New York, 390 U.S. 629 that the government`s interest in the `welfare of its youth` and in supporting the `assertion of parental authority in their own households` justified the regulation of otherwise protected expression. Id., pp. 640-639. The ease with which children have access to broadcasting material, combined with the concerns recognized in Ginsberg, justifies special treatment of indecent broadcasting. In Reno v. American Civil Liberties Union, 521 U.S. 844, 878 (1997), the Supreme Court has suggested that the strength of the Government`s interest in protecting minors may vary according to the age of the minor, parental authority and the artistic or educational value of the material in question. 489 U.S.

to 62. Although the Court uses the word « conviction » in this sentence, there does not appear to be any reason why a RICO prosecution cannot be based on an offence in another jurisdiction that has not already been prosecuted in that jurisdiction. In such a case, the prosecution would have to prove beyond doubt that the laws (including community standards in an obscenity case) of the state where the predicate offence was committed were violated. The court noted that « there is a significant difference between cable television and broadcast media, and this is where this case turns: cable systems have the ability to block unwanted channels from household to household. Blocking allows the government to support parental authority without harming the interests of consenting speakers and listeners. `115 In addition, targeted blocking is already necessary under Section 504 of the CDA, which, as stated above, requires cable operators to fully encrypt or completely block audio and video programmes which the subscriber does not wish to receive, free of charge, at the request of a cable subscriber.` If a plausible and less restrictive alternative to a substantial language restriction is proposed, the onus is on the government to prove that the alternative is ineffective in achieving its objective. The government has not lived up to that burden here. 116 The Court therefore concluded that, where the parents` rights were sufficiently disclosed, Article 504 was a less restrictive alternative to Article 505. In City of Littleton v. Z.J. Gifts D-4, L.L.C.

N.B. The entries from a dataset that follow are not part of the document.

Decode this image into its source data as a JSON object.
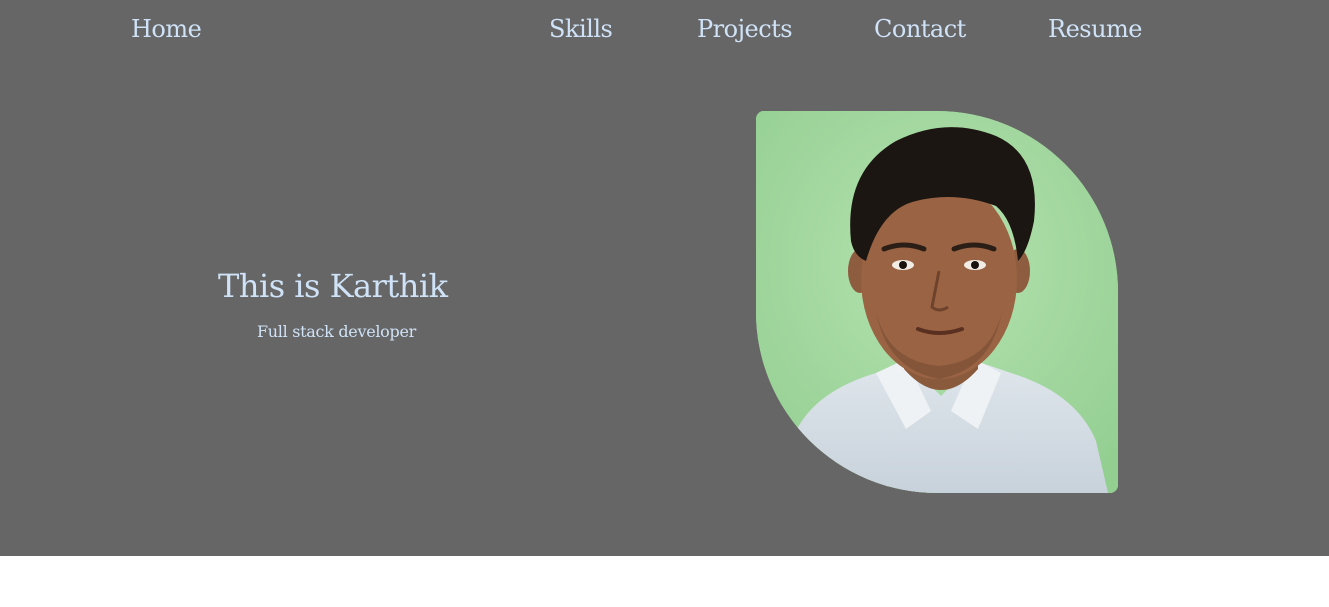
{
  "nav": {
    "items": [
      {
        "id": "home",
        "label": "Home"
      },
      {
        "id": "skills",
        "label": "Skills"
      },
      {
        "id": "projects",
        "label": "Projects"
      },
      {
        "id": "contact",
        "label": "Contact"
      },
      {
        "id": "resume",
        "label": "Resume"
      }
    ]
  },
  "hero": {
    "title": "This is Karthik",
    "subtitle": "Full stack developer"
  },
  "colors": {
    "hero_background": "#666666",
    "text_accent": "#cfe2f7",
    "page_background": "#ffffff",
    "photo_background": "#a3d9a0"
  }
}
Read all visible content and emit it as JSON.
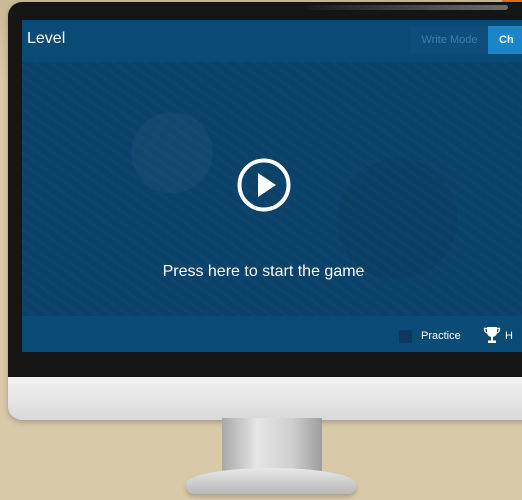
{
  "header": {
    "title": "Level",
    "tabs": [
      {
        "label": "Write Mode"
      },
      {
        "label": "Ch"
      }
    ]
  },
  "game": {
    "start_label": "Press here to start the game",
    "play_icon": "play-circle-icon"
  },
  "footer": {
    "practice_label": "Practice",
    "trophy_icon": "trophy-icon",
    "h_label": "H"
  },
  "colors": {
    "screen_bg": "#0b426a",
    "bar_bg": "#0a4a77",
    "active_tab": "#1a86c8",
    "page_bg": "#d8c9a9",
    "accent": "#e0701f"
  }
}
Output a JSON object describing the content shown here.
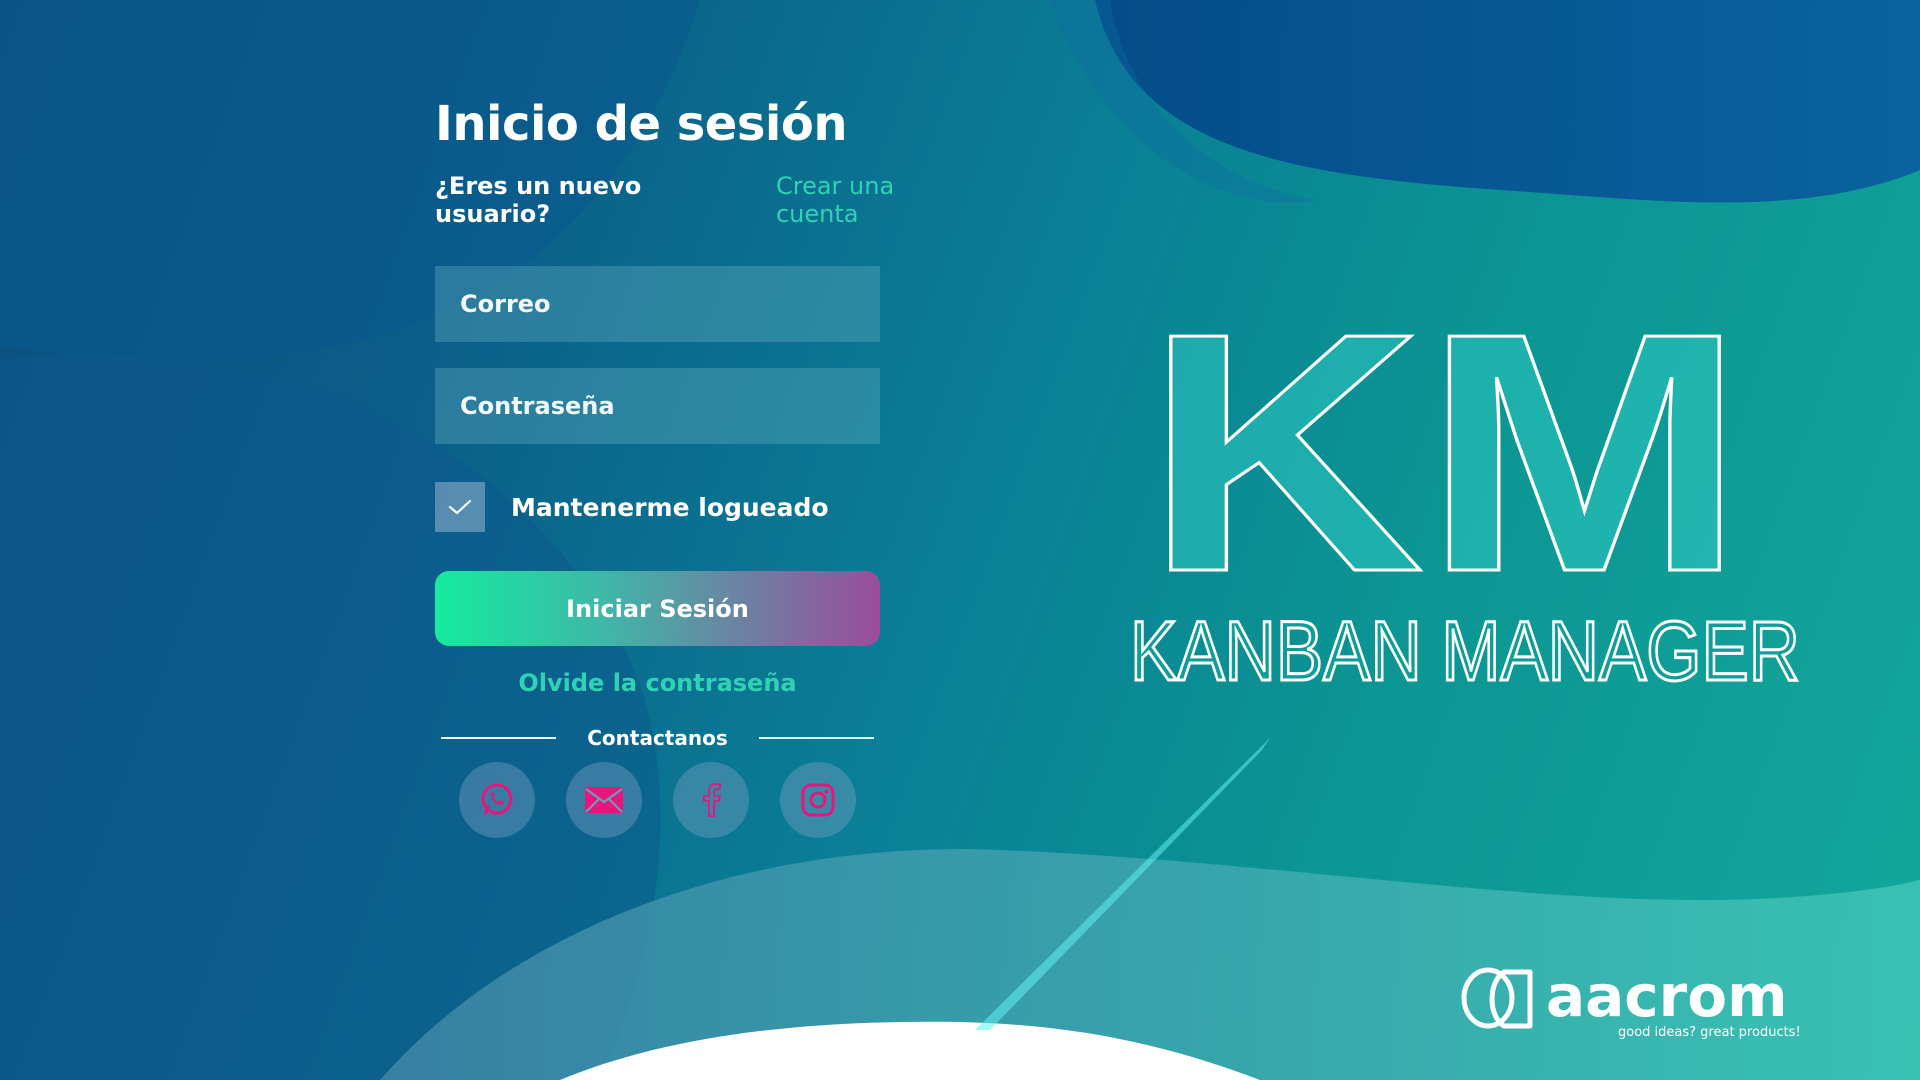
{
  "login": {
    "title": "Inicio de sesión",
    "new_user_question": "¿Eres un nuevo usuario?",
    "create_account_link": "Crear una cuenta",
    "email_placeholder": "Correo",
    "password_placeholder": "Contraseña",
    "remember_label": "Mantenerme logueado",
    "remember_checked": true,
    "submit_label": "Iniciar Sesión",
    "forgot_link": "Olvide la contraseña",
    "contact_label": "Contactanos"
  },
  "social": [
    {
      "name": "whatsapp-icon"
    },
    {
      "name": "mail-icon"
    },
    {
      "name": "facebook-icon"
    },
    {
      "name": "instagram-icon"
    }
  ],
  "logo": {
    "letters": "KM",
    "subtitle": "KANBAN MANAGER"
  },
  "brand": {
    "name": "aacrom",
    "tagline": "good ideas? great products!"
  },
  "colors": {
    "accent_teal": "#2fd2b5",
    "social_icon": "#e8157a",
    "button_start": "#14ec9e",
    "button_end": "#9b4c9c"
  }
}
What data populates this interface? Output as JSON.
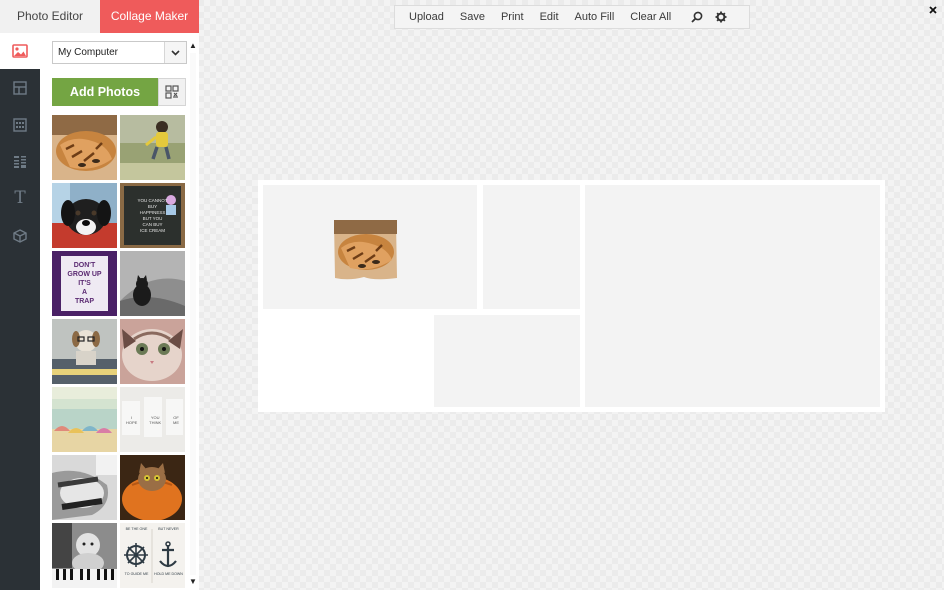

, the court upheld a city`s order on « adult business » licensing.30 The court initially rejected the city`s argument that the court in FW/PBS, Inc. v. Dallas had used the phrase « immediate judicial review » instead of the « expeditious final judicial decision » he had used in Freedman: « The First Amendment, as applied to an adult business licensing system, requires only assurance of expeditious access to the courts, not assurance of expeditious judicial decision. » 31 The Court held that `a delay in the adoption of a judicial decision, no less than a delay in access to a court, may prevent the grant of a licence `within a reasonable time`. 32 However, the Court found that the city`s order satisfied the requirement of an immediate judicial decision under the First Amendment. Sections 3008 and 3010 of Title 39 allow individuals to prevent emails that they find offensive from being sent to them. Section 3008 provides that a person who receives by mail « flattery advertising offered for sale that the recipient, in his or her sole discretion, deems erotically arousing or sexually provocative, » may apply to the post office for an order directing the sender not to send further items to the recipient, and the post office must do so.